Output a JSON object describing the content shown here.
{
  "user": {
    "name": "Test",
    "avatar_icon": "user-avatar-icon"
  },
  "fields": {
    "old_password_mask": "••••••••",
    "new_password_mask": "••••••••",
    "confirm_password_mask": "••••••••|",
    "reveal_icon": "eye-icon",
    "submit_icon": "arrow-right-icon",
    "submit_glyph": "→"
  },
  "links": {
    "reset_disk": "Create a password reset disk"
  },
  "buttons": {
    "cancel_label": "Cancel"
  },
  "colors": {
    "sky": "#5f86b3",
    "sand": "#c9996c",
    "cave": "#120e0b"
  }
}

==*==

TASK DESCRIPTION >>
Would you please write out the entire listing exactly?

PROBLEM SOLUTION >>
Output a JSON object describing the content shown here.
{
  "user": {
    "name": "Test",
    "avatar_icon": "user-avatar-icon"
  },
  "fields": {
    "old_password_mask": "••••••••",
    "new_password_mask": "••••••••",
    "confirm_password_mask": "••••••••|",
    "reveal_icon": "eye-icon",
    "submit_icon": "arrow-right-icon",
    "submit_glyph": "→"
  },
  "links": {
    "reset_disk": "Create a password reset disk"
  },
  "buttons": {
    "cancel_label": "Cancel"
  },
  "colors": {
    "sky": "#5f86b3",
    "sand": "#c9996c",
    "cave": "#120e0b"
  }
}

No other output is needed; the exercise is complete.